There is a growing movement in the west to eat locally-produced food (grown within, say, 100 miles of your location) on the grounds that it is allegedly better for the environment. Here (via Andrew Sullivan) is an excellent takedown of that viewpoint, showing that freighting of food contributes negligibly to emission of greenhouse gases, and hothouses in temperate countries are far worse offenders. Sample quote:
Local food production does not always produce fewer greenhouse gas emissions. For example, the 2005 DEFRA study found that British tomato growers emit 2.4 metric tons of carbon dioxide for each ton of tomatoes grown compared to 0.6 tons of carbon dioxide for each ton of Spanish tomatoes. The difference is British tomatoes are produced in heated greenhouses. Another study found that cold storage of British apples produced more carbon dioxide than shipping New Zealand apples by sea to London. In addition, U.K. dairy farmers use twice as much energy to produce a metric ton of milk solids than do New Zealand farmers. Other researchers have determined that Kenyan cut rose growers emit 6 metric tons of carbon dioxide per 12,000 roses compared to the 35 tons of carbon dioxide emitted by their Dutch competitors. Kenyan roses grow in sunny fields whereas Dutch roses grow in heated greenhouses.
Nevertheless, organic food activists in Britain's Soil Association argued for lifting the organic certification from Kenyan food exports because they are brought into Britain on airplanes. Some high-end British retailers have begun slapping a label featuring an airplane on various food products to indicate that they have been air freighted.
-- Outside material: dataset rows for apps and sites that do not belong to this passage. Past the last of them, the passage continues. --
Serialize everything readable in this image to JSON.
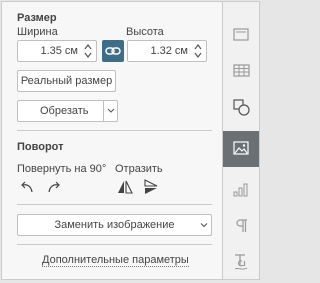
{
  "size": {
    "title": "Размер",
    "width_label": "Ширина",
    "height_label": "Высота",
    "width_value": "1.35 см",
    "height_value": "1.32 см",
    "actual_size_label": "Реальный размер",
    "crop_label": "Обрезать"
  },
  "rotation": {
    "title": "Поворот",
    "rotate_label": "Повернуть на 90°",
    "flip_label": "Отразить"
  },
  "replace_label": "Заменить изображение",
  "advanced_label": "Дополнительные параметры",
  "rail": {
    "icons": [
      "slide-settings-icon",
      "table-settings-icon",
      "shape-settings-icon",
      "image-settings-icon",
      "chart-settings-icon",
      "paragraph-settings-icon",
      "text-art-settings-icon"
    ],
    "active": "image-settings-icon"
  },
  "colors": {
    "accent": "#3f6c86",
    "active_rail": "#6b7074"
  }
}
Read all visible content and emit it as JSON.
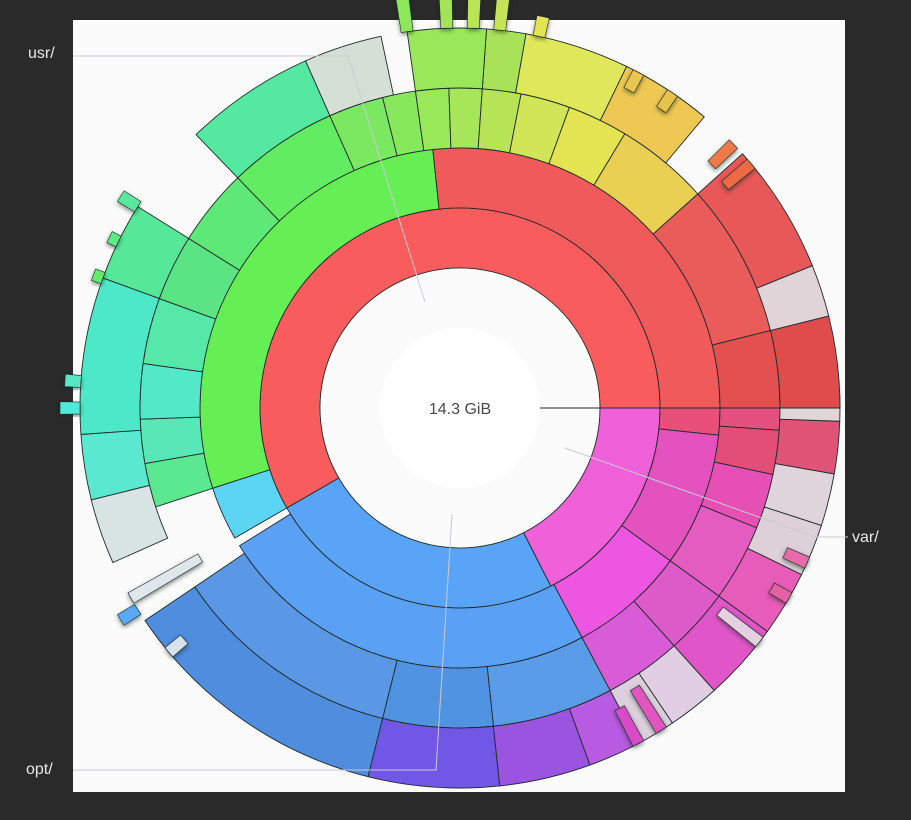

Kenyan growers cannily responded by launching their own "Grown Under the Sun" label, pointing out that their agricultural production methods emit far less greenhouse gases than many crops grown in Britain do.
A die-hard response to the above studies would be: Don't eat either British or Spanish tomatoes out of season; don't cold store apples, dry them in the sun instead; don't ever eat dairy products; and give your true love a bouquet of in-season root vegetables for Valentine's Day...
However, they only peripherally touch on how this issue relates to food production in developing countries. Here is a key issue that has always bothered me -- in India, where we have practically non-existent cold storage and food freighting facilities, produce rots rapidly, and a good crop is paradoxically bad news for the farmers. Year after year we read of the throwaway prices at which farmers are forced to sell their mangoes, tomatoes, onions, or whatever it is; and of course, at times of scarcity prices shoot through the roof. Those mangoes would be welcomed in temperate countries (or, indeed, in other parts of India where the glut didn't happen), but there is no way to get them from one place to another without rotting.
It is undeniable that produce tastes best when fresh, but cold-stored vegetables and fruits are better than none at all. Food miles are enforced on us by our lack of infrastructure, and it seems obvious to me that they are bad both for our farmers and for our consumers.